Source records
>>>
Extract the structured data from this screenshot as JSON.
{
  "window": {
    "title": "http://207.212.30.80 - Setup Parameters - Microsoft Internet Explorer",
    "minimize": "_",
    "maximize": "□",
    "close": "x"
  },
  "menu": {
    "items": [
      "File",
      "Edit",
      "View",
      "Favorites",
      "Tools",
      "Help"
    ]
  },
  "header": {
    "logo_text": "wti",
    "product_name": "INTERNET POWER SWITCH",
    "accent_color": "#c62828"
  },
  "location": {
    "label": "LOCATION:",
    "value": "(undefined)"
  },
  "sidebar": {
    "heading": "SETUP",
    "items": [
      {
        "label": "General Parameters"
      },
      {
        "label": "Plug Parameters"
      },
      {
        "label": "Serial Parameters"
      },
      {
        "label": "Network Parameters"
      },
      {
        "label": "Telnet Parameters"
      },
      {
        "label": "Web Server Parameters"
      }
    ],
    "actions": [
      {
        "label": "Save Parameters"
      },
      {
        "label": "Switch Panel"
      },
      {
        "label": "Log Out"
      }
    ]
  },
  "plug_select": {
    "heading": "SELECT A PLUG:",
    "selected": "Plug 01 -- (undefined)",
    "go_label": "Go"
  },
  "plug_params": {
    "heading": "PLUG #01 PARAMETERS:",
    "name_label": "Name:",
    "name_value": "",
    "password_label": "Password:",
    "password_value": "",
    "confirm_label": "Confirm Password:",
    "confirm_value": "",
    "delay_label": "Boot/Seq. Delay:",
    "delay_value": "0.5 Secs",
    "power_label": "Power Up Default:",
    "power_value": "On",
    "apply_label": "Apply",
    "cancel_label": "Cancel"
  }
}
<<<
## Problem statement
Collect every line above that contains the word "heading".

## Task solution
    "heading": "SETUP",
    "heading": "SELECT A PLUG:",
    "heading": "PLUG #01 PARAMETERS:",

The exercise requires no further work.